Tuesday, December 26, 2017

Chawanochubby Family - Chickasaw Freedmen by Law, & Family By Blood

From Pontotoc County in the Chickasaw Nation, comes a very interesting family, and the family history of of Samuel Chawanochubby is one that reflects the complexity of life in Indian Territory. His father was a Chickasaw Indian known by many as simply as Chawanochubby. His mother Lena, was enslaved by Chawanochubby. But the relationship between the man and the woman who bore his son went beyond that of master/slaves. They had an ongoing relationship, and they were perceived by those who knew them to be husband and wife.

The two cards are shown below, one on top of the other as there is only one name on the front. The front of Samuel's card clearly shows that he was born enslaved and the name of his slave holder is reflected as Chawanochubby. The second side of the card (see second card below) clearly illustrates that the slave holder and the father of Samuel were indeed the same man. Chawanochubby was his father.

The National Archives at Ft. Worth, Ft. Worth Texas 1868-1914
NAI Number: 251747, Record Group Title: Records of the Bureau of Indian Affairs, Record Group 75

Close up of front of card

Close up of back side

The Application Jacket

When examining the application jacket one can learn so much more about the historical context and circumstance in which Samuel, the applicant lived. First of all Samuel lived as a Chickasaw, and was considered to be Chickasaw by those who knew him. There were witnesses who spoke on his behalf and those witnesses verified that he was raised by both his father and his mother together and that his parents were considered to be a married couple. There were other siblings, and they were all raised in the same household as Chickasaws.

National Archives Publication M1301
Applications for Enrollment
(Also accessed from Fold3.com, Native American Collection, Choctaw Freedmen)

Samuel had a sister who was still living and she too was applying for enrollment. She spoke only Chickasaw and required the assistance of a translator to assist her. She told her story and it was interpreted as part of the record.

(Same as above)

The interpreter was Munroe Clark who was fully bilingual in both English and Chickasaw.

(Same as above)

Mollie Parker Chickasaw Witness

(Same as above)

The Decision

The basic request was that Samuel wished to be placed on the blood roll as the son of his father, a Chickasaw Indian. However, the request for both Samuel and his sister was denied. The reasoning was that they were slaves, since their mother was a slave. Of course their status at birth was not of their own control, but the decision to punish people for being born into bondage began and is a policy that continues to this day. The file was quickly closed after the decision to deny was made.

Source: Same as above

Source: Same as above
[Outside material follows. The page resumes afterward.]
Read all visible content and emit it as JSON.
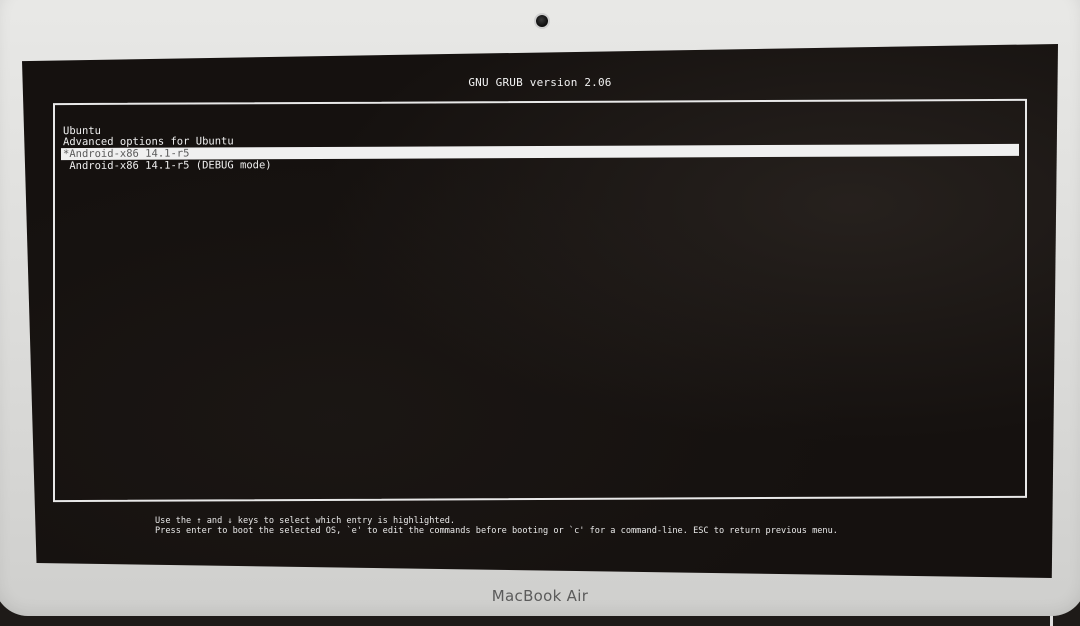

In spite of  the blood and the cultural ties to their nation, and even the need for interpreters for sister Mason Clark, they were placed on the Freedmen roll. The record however speaks to an amazing richness in their history. The file itself reflects relationships that developed between people, even in spite of the legal and cultural demands of a hostile south, a hostile slave holding Indian tribe, and the larger community from the nearby United States.

Descendants of Mason Clark and Samuel Chawanochubby have clear documentation of their ties, and direct lineage to their nation of Chickasaw people, by culture, by langage and by blood. They were and they are Chickasaws.

The story of what happened to this family is a small story, but the story of what happened to the larger community of Freedmen is the greater story. For the descendants of this family it is the story of what happened to their ancestors. But for many more it a hidden story of part of Oklahoma. Regardless of where the family names were placed, today--100 plus years later, it must be stated that all of the histories are important. And this must be said-- One status does not out-weigh nor have greater value over another. The hope is that someday all will acknowledge their shared past.

From this story of Samuel Chawanochubby that argument against African-Chickasaw ancestored people, this man and his story is simple. He was a man who was clearly tied to the tribe through his father's blood, through his mother's toil and her blood and through his own tie to the land and soil upon which he lived his life. He was Chickasaw.


This is the 48th article in a 52-article series devoted to sharing histories of families once held as enslaved people in Indian Territory, now known as Oklahoma. The focus is on the Freedmen of the Five Civilized Tribes, and these posts are part of an ongoing project to document 52 families in 52 weeks

No comments: